National interests dominate the ECB

“The problem is that national considerations play a role, where they should play no role,” Issing told the “world”. The moment in which the ECB will decide which country they buy as many government bonds, monetary policy will politicized, so Issing on. Only when the ECB to return to a conventional monetary policy, the problem was defused. However’d already made mistakes in the personnel policy: Governments would appoint such people in leadership positions, “of which they expect good behavior,” said Issing’s successor as chief economist of the ECB, Jürgen Stark, the newspaper. “But just as you would have stringent and uncompromising to be,” says Stark. But how could that be possible?
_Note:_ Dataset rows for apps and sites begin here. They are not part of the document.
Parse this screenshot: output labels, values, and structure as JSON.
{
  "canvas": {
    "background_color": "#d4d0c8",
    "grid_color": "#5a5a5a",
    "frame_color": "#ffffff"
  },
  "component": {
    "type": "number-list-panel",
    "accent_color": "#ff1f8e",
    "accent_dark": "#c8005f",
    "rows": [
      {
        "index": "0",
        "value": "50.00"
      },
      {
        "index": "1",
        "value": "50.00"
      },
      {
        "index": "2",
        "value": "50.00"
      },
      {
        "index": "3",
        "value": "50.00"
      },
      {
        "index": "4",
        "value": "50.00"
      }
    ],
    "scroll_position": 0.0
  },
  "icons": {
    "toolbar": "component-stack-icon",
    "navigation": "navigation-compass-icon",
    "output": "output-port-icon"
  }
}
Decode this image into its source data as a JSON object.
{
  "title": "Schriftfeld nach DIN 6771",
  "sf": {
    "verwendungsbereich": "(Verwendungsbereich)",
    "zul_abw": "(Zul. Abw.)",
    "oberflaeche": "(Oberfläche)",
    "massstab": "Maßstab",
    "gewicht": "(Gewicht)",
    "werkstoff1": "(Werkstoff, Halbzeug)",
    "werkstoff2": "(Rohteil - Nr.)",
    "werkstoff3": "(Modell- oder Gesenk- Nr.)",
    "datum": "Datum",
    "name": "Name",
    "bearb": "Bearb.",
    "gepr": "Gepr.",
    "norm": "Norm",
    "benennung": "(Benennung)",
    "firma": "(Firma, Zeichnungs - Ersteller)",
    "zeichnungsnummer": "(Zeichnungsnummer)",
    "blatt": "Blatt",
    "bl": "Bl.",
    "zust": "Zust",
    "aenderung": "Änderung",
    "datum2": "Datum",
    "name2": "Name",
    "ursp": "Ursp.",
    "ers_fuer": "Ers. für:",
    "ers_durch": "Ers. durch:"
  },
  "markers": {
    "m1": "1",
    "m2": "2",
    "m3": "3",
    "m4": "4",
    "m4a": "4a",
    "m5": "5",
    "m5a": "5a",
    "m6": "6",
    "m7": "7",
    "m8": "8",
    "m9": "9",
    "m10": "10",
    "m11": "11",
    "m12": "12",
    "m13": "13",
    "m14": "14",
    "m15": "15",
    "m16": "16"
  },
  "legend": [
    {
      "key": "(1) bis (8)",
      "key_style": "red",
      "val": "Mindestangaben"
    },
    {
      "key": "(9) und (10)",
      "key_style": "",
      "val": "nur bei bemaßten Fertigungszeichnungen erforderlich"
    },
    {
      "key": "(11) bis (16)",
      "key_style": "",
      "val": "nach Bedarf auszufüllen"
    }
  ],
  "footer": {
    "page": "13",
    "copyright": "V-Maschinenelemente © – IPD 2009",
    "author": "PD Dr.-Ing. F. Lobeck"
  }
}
The outgoing Ifo President Hans-Werner Sinn is intended as Lindner to the federal government: “Since the protests of the Bundesbank does not help, Germany should require a change in the Maastricht Treaty.”

Specifically encourages sense that Berlin’s commitment to a change in the voting rules in the Governing Council. There Germany has only one vote – as each euro member. Because a rotation principle applies since 2015 the Federal Reserve Chairman must back and even suspend completely again. “It can not be that Germany has so much to say as the largest economy in the euro zone as Malta” criticizes sense.
“If there are no independent experts” Support receives sense of economic policymakers of the Union and the SPD. “We must learn from the euro crisis the conclusion that there is just no independent experts who sit in the Governing Council. Then you have to respond with new decision rules about different voting weights, “citing the” world “the head of the CDU Mittelstandsvereinigung, Carsten Linnemann.

“The largest economy in the euro area, which is also the lifeline of the common currency with their credit needs, to participate in accordance with its economic weight in all the votes,” thus says Wolfgang Steiger, general secretary of the CDU Economic Council. The “old, established procedures” is no longer employable. “Wrong, now to change the mandate of the ECB” In the SPD to adopt more cautious, however, agrees in principle. In the present situation, it does not make sense to negotiate new voting rules, said SPD budget expert Johannes Kahrs the “world”. However, things are different, “when the institutions and players concerned are relaxed and not be in the middle of crisis management”.

However, opposition comes precisely from Germany’s economic ways. It would be “wrong, at this stage the ECB’s mandate to change”, Isabel Schnabel said the “world”. Because that would damage the credibility of the ECB. A change of voting “for example, by a shift in voting weights”, they think anyway “not effective” for Schnabel further and Issing dismisses. “even if Mr. Weidmann had the triple voting rights, would change little,” he says. “Helicopter money would mean a break with the system” Michael Heise, chief economist of Allianz, sees only action if the ECB exceeds its mandate. but when using helicopters money that was indeed the case, because that “would mean a break with the system,” Heise said the “world”. “Then it would be legitimate and urgent that politics exerts pressure.”